Those fun floury moments when baking with a toddler can become quite frequent. We needed aprons! Another excuse to get the sewing machine out.
I found some cotton canvas with an adorable elephant print which would be great for the project.
Pinning pattern to fabric
Ready to sew
After cutting out the fabric I stitched all around the edges to prevent fraying. The preparation took some time but it was worth it for peace of mind that the apron won’t all fall to pieces. Every edge was double folded and pressed before stitching.
Zigzag stitching around edges
Additional extras were a small strip of fabric along the top edge of the apron for practical, reinforcement purposes and a little pocket, purely for keeping all kinds of treasures safe.
The neck strap was sewn in with the reinforcement strip and the ties with the sides of the apron. The pocket was added last of all with the label being sewn in at the same time.
Label – finishing touch!
The finished apron
The trouble with this apron, as I find with all aprons, was that the neck strap was just that little bit too long, resulting in a gaping front. I wanted to keep the longer strap though as it was comfortable to put the apron on. No child appreciates something tight being pulled over their head and having their noses squished in the process! What it needed was a popper, otherwise known as a snap fastener. Then once the apron was on comfortably, the top half could be lifted to allow a better fit.
I did consider using a D-ring but although D rings are fully adjustable, in my experience they tend to slip and need constant readjustment. Not always that practical with floury or gooey hands. The snap fastener on the other hand takes one pop and stays firmly in place. So I invested in a great little gadget (another one of those things that you just never knew existed until you need one) and here is the result.
I then discovered more beautiful medium weight fabrics that I just had to buy. As a result I have plenty of aprons to sell or to give away as presents.
Every child likes to have a tiny friend who they can put to bed at night and wake up in the morning. I’ve seen miniatures housed in matchboxes before but wanted something a bit more long lasting than cardboard. Everyone knows how quickly those shiny new games boxes get demolished once they’ve been opened at Christmas! I was inspired by ‘wee mouse tin house’ on mmmcrafts.blogspot.com. What better than a mint tin to start off with? Thank you mmmcrafts for that top tip! After a little wash and plenty of airing out the tin was ready. Now all I needed to do was make a tiny friend and turn the tin into a cosy bed.

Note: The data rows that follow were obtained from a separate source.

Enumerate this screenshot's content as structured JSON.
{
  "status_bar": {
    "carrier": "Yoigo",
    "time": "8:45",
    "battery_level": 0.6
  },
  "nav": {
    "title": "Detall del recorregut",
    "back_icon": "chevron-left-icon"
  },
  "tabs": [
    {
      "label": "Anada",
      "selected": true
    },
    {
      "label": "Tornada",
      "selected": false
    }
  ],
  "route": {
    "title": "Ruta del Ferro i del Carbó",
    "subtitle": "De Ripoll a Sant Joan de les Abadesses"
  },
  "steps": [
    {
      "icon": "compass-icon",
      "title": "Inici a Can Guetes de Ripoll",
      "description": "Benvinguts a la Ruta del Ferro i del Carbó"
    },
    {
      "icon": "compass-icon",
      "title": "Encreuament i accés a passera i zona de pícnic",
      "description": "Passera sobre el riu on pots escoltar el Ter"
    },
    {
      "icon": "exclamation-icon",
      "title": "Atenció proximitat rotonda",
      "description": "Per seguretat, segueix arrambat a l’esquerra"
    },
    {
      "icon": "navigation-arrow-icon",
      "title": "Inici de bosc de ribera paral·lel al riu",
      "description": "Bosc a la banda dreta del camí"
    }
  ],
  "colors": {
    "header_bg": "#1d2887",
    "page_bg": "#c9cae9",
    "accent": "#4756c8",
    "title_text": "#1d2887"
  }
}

After a lot of indecision about what type of friend to make, Billy Bear was created. I settled on a bear because bears are always a good place to start. Quite simply, a classic. I used soft 100% brushed cotton for the main body and felt for his paws and ears. I stitched around the edges of the paws and ears for definition.
Then, with right sides facing and paws and ears in place, I stitched around the whole bear making sure to leave a gap for turning and stuffing. Once turned I stuffed the bear with toy stuffing and then whip stitched the opening closed. I used French knots for the eyes and nose, stitching the mouth on last of all…and Billy Bear was born!
Billy Bear at his beach hut.
Time to make Billy Bear a bed! I got a small, rectangular piece of cotton fabric and made that into a pillow by stitching around three edges with right sides together, turning and stuffing with toy stuffing. I whip stitched the opening closed.
For the blanket I took a small, rectangular piece of fleece and stitched a zigzag pattern around the edges, providing both decoration and protection from fraying (thanks again to mmmcrafts.blogspot.com).
Time for bed Billy Bear…
Hopefully there will be more tinny tinies to come soon.
Snuggle up Billy Bear.
I had great ideas to make a road playmat for my toddler but realised this would probably take someone with a lot more experience and time than myself.
I finally settled on something less complicated when I came across this cute pirates treasure map Kokka fabric and ‘Going Places’ Michael Miller fabric. Perfect.
One design for the front, the other for the back and some cotton batting inbetween. Then I stitched through all three layers (making nine squares) to hold it all in place. A length of bias binding finished it all off nicely.
Ready to play!
Beautifully soft double gauze. Super cute print. The decision didn’t lie in whether I bought it or not. Of course I had to buy it. I just had to decide what to make with it.
As my son was struggling to sleep in the muggy British summertime I thought what better than to make a cool summer quilt. I chose 100% cotton batting and 100% cotton backing to make it as breathable as possible.
I cut the material to size and pinned all three layers together. The new table came in very handy!
Next I stitched through the layers in vertical strips from top to bottom. It was important to start in the middle and work outwards. The gauze in particular was very stretchy and prone to puckering. There was admittedly some unpicking and resewing to start with but in the end a little puckering actually gave the quilt an air of tradition.
Once the vertical lines had been sewn I sewed all around the edge of the quilt using zig zag stitch. This was both to stop the edges from fraying (I discovered that double gauze loves to fray) and also to hold it all together for the final step.
The final step of bias binding. A lot of tight pulling and slow stitching later the quilt was finally finished.